Make No Mistake? It's a noble but impossible goal. Better to make the most of your mistakes. After all, an ounce of recovery can be worth a pound of prevention.
By Michael Schrage

(FORTUNE Magazine) – A global hotel chain was stunned to discover a perverse consequence of its customer-centric Six Sigma quality initiative. Apparently guests were mildly pleased by the chain's sincere efforts to provide a hassle-free stay. But what really moved the customer-satisfaction needle was how well the hotel responded when something went wrong.

Guests who had experienced a problem that was quickly and politely resolved rated the hotel service higher than guests who had had no problems at all. What's more, more guests with happy resolution of their hassle said they were likely to recommend the hotel than did the trouble-free guests.

So the hotel's COO announced a new twist on Six Sigma: The company was going to cut back on problem prevention and spend more on its "recovery management" training. A few of the COO's underlings had joked about having their hotels deliberately foment customer snafus as a marketing technique. The joke was taken seriously: The chain is now trying to determine which kinds of problems may be appropriately experienced by which customers--as long as the appropriate recovery procedures are safely in place.

An ounce of prevention isn't always worth a pound of cure. Fixing your mistakes may prove a better business investment than preventing them. After all, it's customer perception--not Deming-trained statisticians--that ultimately determines product and service quality.

Everyone makes mistakes. Processes and procedures fail. That's life. But aside from catastrophic failure--the jet engine that explodes, the pacemaker with faulty circuitry, the lovely laptop whose battery bursts into flame when recharged--it's simply not clear whether most firms (and their customers) are better off investing more of themselves in preventing failure or in building on it. At software companies, that is called turning a bug into a feature.
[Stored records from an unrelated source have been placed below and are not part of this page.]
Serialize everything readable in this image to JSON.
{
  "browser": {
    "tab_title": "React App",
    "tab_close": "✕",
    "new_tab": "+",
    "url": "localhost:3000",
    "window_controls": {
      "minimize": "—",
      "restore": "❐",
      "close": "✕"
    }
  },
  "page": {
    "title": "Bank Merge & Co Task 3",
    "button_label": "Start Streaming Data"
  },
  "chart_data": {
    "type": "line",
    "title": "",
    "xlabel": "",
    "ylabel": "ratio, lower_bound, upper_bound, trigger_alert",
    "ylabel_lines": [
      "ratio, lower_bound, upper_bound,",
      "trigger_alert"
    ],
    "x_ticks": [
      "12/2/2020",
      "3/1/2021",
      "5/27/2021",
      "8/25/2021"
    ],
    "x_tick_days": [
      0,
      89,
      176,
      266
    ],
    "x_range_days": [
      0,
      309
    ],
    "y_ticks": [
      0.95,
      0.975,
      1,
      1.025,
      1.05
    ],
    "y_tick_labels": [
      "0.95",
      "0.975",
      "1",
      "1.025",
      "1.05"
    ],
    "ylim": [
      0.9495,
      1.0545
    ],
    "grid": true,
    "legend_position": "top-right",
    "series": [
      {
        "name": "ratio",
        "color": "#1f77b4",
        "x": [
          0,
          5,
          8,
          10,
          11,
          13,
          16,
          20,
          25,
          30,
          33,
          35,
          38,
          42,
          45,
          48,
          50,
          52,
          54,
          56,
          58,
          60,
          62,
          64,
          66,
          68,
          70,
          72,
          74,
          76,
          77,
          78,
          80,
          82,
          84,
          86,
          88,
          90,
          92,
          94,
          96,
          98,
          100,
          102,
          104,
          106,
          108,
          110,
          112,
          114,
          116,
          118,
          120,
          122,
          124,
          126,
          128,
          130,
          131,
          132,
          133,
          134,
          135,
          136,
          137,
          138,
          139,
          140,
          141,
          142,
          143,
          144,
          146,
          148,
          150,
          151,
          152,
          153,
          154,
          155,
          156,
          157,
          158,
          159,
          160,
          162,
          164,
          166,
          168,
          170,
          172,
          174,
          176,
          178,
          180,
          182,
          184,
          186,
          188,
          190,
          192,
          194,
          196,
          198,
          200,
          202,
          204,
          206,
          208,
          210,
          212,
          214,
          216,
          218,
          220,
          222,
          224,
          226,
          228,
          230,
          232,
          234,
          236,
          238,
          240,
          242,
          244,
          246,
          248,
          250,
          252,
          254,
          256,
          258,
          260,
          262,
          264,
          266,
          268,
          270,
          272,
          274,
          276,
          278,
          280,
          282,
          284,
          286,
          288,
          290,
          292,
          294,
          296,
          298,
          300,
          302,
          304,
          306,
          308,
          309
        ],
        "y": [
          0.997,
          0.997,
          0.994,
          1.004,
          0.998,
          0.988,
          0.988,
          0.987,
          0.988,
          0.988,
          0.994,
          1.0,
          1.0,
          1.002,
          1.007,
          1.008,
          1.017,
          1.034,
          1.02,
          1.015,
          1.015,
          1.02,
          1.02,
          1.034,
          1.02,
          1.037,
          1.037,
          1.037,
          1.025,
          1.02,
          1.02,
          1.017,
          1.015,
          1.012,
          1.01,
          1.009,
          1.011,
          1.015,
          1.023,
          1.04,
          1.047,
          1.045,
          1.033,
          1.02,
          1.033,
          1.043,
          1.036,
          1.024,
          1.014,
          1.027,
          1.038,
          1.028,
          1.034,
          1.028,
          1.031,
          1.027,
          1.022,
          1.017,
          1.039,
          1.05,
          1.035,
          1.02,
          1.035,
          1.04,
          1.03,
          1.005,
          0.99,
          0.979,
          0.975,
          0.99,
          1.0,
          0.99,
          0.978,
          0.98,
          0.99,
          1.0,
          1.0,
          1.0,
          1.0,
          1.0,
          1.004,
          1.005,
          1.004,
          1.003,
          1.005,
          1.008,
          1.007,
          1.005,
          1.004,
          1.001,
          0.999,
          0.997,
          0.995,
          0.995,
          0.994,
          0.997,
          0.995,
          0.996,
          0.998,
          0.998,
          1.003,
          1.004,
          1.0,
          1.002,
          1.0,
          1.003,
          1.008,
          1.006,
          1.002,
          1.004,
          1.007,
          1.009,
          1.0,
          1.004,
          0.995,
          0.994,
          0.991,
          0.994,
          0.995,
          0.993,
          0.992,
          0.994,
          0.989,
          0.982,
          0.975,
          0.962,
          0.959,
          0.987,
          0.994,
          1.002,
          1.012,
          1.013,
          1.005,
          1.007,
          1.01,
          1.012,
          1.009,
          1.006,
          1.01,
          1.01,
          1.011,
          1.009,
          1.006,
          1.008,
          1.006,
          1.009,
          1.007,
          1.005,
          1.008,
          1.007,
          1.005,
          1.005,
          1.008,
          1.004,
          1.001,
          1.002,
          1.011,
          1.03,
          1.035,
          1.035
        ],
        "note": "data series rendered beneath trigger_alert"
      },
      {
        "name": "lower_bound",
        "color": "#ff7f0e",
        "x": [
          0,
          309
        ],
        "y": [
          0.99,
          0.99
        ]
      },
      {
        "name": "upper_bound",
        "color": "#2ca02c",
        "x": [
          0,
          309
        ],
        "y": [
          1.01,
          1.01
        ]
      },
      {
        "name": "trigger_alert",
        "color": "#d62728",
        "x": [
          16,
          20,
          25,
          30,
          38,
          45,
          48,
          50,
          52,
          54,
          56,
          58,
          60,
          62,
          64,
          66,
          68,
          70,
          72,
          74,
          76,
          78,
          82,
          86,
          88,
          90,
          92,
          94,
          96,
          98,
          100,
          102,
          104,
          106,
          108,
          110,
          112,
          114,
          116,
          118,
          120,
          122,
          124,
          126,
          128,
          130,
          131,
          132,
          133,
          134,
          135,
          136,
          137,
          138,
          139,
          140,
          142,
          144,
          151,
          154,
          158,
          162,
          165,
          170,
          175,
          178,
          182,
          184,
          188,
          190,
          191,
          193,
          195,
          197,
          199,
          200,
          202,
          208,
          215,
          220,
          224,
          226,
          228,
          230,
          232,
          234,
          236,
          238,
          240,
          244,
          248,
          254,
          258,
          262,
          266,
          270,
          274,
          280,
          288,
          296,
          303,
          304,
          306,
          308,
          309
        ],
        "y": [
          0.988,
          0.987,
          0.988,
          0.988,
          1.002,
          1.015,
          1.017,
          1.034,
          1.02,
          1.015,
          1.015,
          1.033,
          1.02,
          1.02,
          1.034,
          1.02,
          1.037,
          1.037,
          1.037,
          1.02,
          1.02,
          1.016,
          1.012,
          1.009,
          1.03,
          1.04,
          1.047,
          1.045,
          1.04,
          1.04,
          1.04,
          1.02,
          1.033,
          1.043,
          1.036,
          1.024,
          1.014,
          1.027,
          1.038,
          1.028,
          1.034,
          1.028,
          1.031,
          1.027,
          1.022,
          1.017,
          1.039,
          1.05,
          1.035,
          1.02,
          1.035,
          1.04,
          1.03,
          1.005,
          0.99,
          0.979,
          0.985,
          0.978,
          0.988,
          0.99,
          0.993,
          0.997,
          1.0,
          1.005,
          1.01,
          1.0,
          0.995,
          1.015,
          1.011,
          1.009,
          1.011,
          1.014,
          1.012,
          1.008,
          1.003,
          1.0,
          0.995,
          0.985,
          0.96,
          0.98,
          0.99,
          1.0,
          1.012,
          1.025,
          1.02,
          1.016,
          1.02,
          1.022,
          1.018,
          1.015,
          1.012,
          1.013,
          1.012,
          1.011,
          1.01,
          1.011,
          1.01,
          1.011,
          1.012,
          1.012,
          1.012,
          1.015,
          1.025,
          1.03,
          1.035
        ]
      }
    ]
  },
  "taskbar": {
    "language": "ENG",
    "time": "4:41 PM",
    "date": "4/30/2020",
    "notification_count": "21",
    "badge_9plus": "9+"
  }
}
If a painlessly honored warranty makes for more satisfied customers than a mere defect-free experience, then go with the greatest good for the greatest number. If the graceful recovery is economically faster, better, and cheaper than avoiding the original harm, then recoup with recovery. After all, few faces look happier than a frequent flier who receives--without asking--a polite apology and a free upgrade after a miserably late flight. Cheerfully comp dessert for the impatient patron whose entree is served 20 minutes late and the restaurant makes a customer for life.

No doubt designing creative recovery programs for customers and employees will become a lucrative consulting practice. Learning which people and personality types reward recovery and which simply want to be left alone can't help but be an important segmentation exercise.

The managerial problem is that most individuals and institutions are miserable failures at failing. By definition, quality organizations are so focused on preventing problems that when problems do materialize, they are woefully underinvested--both culturally and financially--in dealing with them in a cost-effective way. When you optimize around prevention, recovery is literally an afterthought.

Conversely, companies biased toward recovery have a different sociology of failure: We're so good at cleaning up the mess, they think, that hey, we'll fix the source of the problems next time around...maybe...if that's what people really want....

The obvious evolutionary end game is that "preventers" and "recoverers" will simply develop different domains of acceptable failure; preventers will get better at recovery, and recoverers (admittedly, the minority) will learn what problems need to be prevented.

That's not what's going to happen. As more and more organizations recognize that their paying customers and clients are their most important asset, they will make every effort to shift themselves into the recovery camp. Why? Because it's the surest way of maintaining interaction with the customer. People don't call you up to tell you everything is wonderful; they call you up because they want something else, something better, or something fixed. You can bet that all those much vaunted Six Sigma initiatives are going to mutate away from making "better" products and services and into programs that explore the most creative ways to increase customer dependency. Businesses will shift from enabling quality to quality enabling. People won't be our customers; they'll be our co-dependents. If we play it right, they'll be recovering with us.

Michael Schrage is co-director of MIT Media Lab's e-markets initiative and the author of Serious Play. He can be reached at